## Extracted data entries
_ _ _

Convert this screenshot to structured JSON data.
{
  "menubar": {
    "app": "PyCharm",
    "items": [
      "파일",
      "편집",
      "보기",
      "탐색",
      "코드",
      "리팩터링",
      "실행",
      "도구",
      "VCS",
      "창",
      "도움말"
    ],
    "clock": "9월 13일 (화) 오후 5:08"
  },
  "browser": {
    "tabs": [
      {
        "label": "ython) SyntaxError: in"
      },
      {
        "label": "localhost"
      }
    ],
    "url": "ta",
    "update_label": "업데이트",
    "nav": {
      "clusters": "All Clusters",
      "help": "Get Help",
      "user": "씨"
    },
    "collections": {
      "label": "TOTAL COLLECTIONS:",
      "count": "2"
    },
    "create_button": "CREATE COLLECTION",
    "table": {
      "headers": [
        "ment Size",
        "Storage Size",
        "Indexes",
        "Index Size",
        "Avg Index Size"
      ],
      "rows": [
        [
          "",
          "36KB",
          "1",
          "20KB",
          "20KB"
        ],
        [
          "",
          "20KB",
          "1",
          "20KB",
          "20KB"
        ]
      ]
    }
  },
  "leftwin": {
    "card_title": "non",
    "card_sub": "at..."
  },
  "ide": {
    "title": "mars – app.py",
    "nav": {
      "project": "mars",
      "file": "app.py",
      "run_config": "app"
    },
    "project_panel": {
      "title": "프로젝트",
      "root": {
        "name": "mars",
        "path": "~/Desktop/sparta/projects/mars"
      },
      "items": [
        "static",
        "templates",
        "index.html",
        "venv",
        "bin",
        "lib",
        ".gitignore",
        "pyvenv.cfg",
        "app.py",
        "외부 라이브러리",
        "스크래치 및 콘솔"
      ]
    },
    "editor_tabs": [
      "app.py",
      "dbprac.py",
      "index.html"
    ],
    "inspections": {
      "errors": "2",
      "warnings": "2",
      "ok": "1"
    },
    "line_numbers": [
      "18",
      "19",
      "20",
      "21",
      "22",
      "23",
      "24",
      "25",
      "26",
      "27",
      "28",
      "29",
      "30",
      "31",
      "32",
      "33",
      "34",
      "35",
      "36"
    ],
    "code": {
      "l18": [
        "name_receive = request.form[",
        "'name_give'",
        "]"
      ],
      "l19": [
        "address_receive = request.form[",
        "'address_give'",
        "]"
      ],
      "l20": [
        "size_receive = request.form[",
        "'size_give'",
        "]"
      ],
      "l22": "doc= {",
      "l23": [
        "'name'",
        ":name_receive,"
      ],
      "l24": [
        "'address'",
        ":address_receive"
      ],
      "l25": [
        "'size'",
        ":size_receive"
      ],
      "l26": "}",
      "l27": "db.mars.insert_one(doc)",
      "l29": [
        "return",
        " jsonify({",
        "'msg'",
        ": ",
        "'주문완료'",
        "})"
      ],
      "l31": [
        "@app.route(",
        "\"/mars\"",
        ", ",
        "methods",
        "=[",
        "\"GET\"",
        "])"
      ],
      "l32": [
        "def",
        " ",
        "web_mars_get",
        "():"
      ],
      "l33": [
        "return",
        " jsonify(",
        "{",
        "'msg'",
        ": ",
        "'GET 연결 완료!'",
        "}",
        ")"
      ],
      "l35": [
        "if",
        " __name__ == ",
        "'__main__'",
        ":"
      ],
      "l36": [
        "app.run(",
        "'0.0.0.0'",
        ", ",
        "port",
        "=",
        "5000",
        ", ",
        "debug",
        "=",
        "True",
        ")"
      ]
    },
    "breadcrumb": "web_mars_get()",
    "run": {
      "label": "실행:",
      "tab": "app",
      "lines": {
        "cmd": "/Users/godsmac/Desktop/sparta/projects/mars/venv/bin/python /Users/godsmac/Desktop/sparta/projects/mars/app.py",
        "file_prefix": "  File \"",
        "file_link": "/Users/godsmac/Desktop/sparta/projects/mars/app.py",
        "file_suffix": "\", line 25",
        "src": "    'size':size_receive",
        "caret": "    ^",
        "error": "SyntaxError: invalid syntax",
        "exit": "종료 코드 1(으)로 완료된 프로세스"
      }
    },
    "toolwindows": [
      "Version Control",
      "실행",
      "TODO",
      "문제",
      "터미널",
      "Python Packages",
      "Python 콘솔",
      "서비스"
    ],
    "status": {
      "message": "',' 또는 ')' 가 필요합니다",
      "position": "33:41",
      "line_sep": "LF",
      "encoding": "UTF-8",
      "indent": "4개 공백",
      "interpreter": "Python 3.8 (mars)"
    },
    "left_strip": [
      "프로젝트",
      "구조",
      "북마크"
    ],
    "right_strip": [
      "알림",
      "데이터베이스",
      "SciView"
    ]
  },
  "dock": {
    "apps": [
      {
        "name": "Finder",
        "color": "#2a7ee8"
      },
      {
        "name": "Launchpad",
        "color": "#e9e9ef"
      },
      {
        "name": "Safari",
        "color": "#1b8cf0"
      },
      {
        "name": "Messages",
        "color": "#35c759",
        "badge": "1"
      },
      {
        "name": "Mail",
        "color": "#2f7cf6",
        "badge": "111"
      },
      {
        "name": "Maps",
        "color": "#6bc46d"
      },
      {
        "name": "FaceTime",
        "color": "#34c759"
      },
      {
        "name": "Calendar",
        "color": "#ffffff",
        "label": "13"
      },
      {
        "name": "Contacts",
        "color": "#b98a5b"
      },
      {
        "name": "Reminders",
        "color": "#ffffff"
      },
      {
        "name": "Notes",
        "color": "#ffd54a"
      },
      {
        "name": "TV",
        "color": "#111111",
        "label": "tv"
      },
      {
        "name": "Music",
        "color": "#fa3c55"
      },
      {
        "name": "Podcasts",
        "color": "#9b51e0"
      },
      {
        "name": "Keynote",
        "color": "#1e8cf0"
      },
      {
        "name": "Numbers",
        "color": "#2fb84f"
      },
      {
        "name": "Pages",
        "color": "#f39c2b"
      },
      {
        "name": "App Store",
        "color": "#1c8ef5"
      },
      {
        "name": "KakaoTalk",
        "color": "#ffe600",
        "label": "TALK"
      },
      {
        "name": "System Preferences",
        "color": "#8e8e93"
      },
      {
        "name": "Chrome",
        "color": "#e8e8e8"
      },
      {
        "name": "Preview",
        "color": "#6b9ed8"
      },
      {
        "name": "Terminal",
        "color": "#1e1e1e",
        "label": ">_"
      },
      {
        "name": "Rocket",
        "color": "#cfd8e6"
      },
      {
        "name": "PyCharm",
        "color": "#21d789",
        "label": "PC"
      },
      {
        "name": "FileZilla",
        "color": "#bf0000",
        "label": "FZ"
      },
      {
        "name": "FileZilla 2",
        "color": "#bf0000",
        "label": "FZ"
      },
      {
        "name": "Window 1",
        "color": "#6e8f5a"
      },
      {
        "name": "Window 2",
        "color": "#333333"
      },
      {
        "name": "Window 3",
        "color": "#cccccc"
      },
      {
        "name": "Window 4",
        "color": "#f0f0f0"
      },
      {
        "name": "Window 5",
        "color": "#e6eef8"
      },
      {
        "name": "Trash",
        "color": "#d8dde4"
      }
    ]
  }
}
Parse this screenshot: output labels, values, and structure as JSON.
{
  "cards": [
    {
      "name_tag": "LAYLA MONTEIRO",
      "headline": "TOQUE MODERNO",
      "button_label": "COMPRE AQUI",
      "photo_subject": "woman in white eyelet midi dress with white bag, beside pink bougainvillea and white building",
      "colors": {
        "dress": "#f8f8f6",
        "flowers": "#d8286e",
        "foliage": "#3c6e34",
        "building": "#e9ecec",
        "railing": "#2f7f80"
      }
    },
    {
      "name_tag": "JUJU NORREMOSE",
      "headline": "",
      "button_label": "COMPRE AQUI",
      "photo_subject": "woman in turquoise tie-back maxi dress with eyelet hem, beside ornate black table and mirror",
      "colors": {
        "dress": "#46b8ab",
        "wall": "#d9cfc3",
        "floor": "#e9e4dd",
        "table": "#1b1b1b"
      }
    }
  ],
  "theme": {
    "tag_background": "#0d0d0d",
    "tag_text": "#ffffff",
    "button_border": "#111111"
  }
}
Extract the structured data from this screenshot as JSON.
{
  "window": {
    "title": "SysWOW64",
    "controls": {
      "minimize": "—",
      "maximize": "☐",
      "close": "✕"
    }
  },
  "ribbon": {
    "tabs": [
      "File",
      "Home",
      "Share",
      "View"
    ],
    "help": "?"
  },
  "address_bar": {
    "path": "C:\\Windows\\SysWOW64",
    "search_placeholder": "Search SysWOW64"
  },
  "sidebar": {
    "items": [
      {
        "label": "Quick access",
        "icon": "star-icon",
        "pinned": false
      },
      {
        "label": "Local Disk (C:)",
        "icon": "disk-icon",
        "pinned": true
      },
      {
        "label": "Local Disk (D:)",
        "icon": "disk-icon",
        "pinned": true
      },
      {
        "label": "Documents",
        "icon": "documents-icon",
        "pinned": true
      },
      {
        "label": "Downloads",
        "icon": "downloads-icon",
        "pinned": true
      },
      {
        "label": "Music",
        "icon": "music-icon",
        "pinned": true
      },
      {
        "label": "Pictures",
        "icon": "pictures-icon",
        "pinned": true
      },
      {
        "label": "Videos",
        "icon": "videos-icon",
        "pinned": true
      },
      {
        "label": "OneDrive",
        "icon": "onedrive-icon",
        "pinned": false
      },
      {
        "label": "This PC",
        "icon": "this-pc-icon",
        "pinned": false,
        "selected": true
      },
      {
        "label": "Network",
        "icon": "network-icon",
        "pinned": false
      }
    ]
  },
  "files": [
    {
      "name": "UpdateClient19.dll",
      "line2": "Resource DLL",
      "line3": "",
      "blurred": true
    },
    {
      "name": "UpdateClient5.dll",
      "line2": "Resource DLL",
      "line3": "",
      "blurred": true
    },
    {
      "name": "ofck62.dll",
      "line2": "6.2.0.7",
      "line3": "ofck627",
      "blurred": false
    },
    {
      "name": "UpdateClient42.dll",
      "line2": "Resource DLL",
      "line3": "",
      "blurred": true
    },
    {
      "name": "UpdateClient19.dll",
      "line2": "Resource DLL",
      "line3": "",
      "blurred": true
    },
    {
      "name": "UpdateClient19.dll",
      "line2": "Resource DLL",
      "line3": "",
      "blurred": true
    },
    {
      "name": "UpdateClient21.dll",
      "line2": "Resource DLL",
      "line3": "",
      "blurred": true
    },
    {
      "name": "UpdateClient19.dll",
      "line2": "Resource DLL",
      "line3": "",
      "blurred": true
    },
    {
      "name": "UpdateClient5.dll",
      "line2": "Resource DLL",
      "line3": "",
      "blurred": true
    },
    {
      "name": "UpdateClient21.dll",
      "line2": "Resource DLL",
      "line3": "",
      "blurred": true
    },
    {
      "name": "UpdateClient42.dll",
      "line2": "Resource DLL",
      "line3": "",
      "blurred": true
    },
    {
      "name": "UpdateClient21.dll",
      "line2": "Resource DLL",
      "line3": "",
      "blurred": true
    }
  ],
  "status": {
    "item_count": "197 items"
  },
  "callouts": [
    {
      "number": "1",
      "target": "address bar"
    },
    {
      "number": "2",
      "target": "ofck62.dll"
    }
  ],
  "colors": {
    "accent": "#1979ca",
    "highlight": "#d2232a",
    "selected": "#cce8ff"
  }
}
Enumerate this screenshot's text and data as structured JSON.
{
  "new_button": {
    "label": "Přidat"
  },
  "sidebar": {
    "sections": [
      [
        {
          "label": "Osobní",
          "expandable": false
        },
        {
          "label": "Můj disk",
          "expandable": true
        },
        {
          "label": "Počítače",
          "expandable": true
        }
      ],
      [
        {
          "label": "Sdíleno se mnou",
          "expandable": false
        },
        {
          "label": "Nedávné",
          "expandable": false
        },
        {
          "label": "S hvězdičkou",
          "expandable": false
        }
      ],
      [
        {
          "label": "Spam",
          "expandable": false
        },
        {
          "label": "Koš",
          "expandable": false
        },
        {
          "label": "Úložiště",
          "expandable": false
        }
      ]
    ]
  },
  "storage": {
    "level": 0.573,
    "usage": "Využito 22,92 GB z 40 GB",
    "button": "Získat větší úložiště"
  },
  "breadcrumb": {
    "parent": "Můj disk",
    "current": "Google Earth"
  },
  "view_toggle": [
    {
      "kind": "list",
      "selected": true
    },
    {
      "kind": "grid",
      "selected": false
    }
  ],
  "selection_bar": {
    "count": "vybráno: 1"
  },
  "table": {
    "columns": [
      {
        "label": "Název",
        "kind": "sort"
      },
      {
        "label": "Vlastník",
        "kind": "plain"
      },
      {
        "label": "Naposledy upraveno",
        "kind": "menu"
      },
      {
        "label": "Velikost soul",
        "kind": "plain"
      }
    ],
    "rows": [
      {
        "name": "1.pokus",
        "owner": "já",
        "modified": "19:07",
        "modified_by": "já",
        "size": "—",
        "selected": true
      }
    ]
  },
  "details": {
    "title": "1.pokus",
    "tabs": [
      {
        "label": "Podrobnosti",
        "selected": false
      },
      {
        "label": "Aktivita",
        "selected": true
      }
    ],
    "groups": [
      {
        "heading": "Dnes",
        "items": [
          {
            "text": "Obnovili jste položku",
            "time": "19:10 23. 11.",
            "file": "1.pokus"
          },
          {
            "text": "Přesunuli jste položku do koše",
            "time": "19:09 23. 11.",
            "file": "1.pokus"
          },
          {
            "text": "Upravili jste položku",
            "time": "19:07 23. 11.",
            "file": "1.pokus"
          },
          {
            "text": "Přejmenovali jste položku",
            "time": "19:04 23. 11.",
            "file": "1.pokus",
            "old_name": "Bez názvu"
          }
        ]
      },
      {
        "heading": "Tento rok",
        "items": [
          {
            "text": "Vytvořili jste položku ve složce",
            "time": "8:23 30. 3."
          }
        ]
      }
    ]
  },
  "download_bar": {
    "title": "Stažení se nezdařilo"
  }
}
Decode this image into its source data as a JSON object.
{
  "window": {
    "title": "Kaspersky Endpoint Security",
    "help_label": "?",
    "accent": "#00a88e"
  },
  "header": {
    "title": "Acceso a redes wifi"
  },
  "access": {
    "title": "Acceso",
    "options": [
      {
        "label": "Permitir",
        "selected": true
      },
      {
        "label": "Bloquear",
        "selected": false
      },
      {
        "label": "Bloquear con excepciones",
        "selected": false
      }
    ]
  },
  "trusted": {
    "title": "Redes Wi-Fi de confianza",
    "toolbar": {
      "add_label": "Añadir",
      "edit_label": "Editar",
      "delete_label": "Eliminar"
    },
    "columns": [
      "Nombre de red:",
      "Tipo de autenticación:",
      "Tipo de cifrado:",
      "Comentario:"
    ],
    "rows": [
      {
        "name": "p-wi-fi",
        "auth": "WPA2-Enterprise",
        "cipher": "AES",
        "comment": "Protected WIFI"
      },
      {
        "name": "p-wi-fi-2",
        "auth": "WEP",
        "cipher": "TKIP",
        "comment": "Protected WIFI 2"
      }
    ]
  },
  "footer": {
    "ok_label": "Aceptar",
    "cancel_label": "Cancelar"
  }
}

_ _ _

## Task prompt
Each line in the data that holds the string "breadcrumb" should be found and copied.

## Answer section
    "breadcrumb": "web_mars_get()",
  "breadcrumb": {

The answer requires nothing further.